LAS VEGAS – Devyn Christensen collapsed onto the Orleans Arena floor, crushed beneath the realization that even her WAC tournament-record nine 3-pointers and career-high 37 points weren’t enough to prolong the Aggies’ stay here.
They ran into an Idaho team they’d twice beaten, and the Vandals didn’t want to go home, either.
The result will be memorable for the few who witnessed it. Addie Schivo’s free throws with 3.5 seconds left provided the final, 84-82 margin for the third-seeded Vandals, but that was just the final big offensive play in a game that featured plenty on both sides.
This was March basketball at its finest, USU and Idaho putting on an afternoon display that rivaled anything produced by the four conference tournaments held here in the last two weeks.
The Vandals (16-15), one win away from an NCAA tournament bid, face No. 1 seed Seattle University (20-9) at 12 p.m. Saturday for the tournament championship.
“They wanted it. We wanted it,” said Christensen, who scored 26 of her team’s final 34 points during the last 14 minutes. “They hit shots when they needed to, and we needed just a few more seconds and I think it would have been a different story.”
Instead, the story is this: The Vandals ripped off a 17-2 run to take a 68-59 lead with 5:16 to play after trailing for most of the second half, then withstood a furious comeback led by Christensen and a final Aggies possession that ended without a shot attempt.
Stacey Barr led the effort by scoring 26 points on 8-of-14 shooting. But there were team-wide contributions, a staple of the kind of play that keeps teams alive during this time of year.
There were Ali Forde’s 14 rebounds to propel Idaho to a 47-35 edge on the glass despite the Aggies shooting a higher percentage (43.9) than the Vandals (40). There were 12 points scored by senior Jessica Graham, including the final seven of Idaho’s big run.
“This is all I’ve ever wanted,” said Graham, whose career at Idaho has been marred by three ACL tears and a torn meniscus. “I’m so happy I don’t have any words for it.”
And, of course, there was Schivo, who scored just five points in 19 minutes, pulling down an offensive rebound after Krissy Karr missed a runner in the final seconds – one of just four shots Idaho missed in the final 10 minutes while scoring 33 points – then drawing a foul, stepping to the line with 3.5 seconds left and knocking down both free throws.
“I was pretty comfortable,” Schivo said. “It was a little nerve-wracking, but I hit the first one and knew I was good.”
Idaho coach Jon Newlee called timeout to set his defense.

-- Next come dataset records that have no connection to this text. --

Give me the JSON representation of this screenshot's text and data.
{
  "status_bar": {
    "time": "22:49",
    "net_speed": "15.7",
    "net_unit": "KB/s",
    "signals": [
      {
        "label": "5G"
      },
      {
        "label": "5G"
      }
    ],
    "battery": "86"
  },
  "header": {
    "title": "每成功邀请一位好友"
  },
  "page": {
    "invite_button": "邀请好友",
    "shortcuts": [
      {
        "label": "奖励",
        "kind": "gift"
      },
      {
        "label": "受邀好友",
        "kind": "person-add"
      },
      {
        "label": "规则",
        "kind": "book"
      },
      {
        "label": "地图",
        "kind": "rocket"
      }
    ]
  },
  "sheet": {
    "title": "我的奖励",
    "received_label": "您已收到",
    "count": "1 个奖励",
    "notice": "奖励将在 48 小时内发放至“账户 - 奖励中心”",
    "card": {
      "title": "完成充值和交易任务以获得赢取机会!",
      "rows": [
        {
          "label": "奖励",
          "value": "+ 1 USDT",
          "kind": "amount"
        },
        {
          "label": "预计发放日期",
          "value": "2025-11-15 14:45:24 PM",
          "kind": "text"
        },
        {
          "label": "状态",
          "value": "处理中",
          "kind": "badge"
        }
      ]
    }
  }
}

Utah State (18-13) coach Jerry Finkbeiner drew up the “Valparaiso play,” a reference to the full-court inbound play that produced Bryce Drew’s famous winning 3-pointer against Mississippi in the 1998 NCAA tournament.
Newlee wanted Idaho to give a foul – it had only committed five – once the ball was inbounded. But after a Utah State player received a clean pass near the top of the key, she dished to Christensen deep on the left wing.
She took a couple of dribbles, lost control of the ball, and Idaho’s spot in the WAC championship game was clinched.
“I thought, ‘Please don’t foul if she’s going to pick that thing up and shoot it,’ ” Newlee said.
It wouldn’t have been a surprise if Christensen had risen and nailed a winner. She scored 10 points in a span of 1:40 to cut Idaho’s lead to 81-79. After Idaho’s Alyssa Charlston split a pair of free throws, Franny Vaaulu tied the score with an offensive rebound and 3-point play with 12.1 seconds left.
But the Vandals, losers of seven games decided by six or fewer points, held on for their second tight victory of this tournament.
“It was a game of runs,” Newlee said, “and our run came at the end.”
Who knows? Maybe it still hasn’t ended.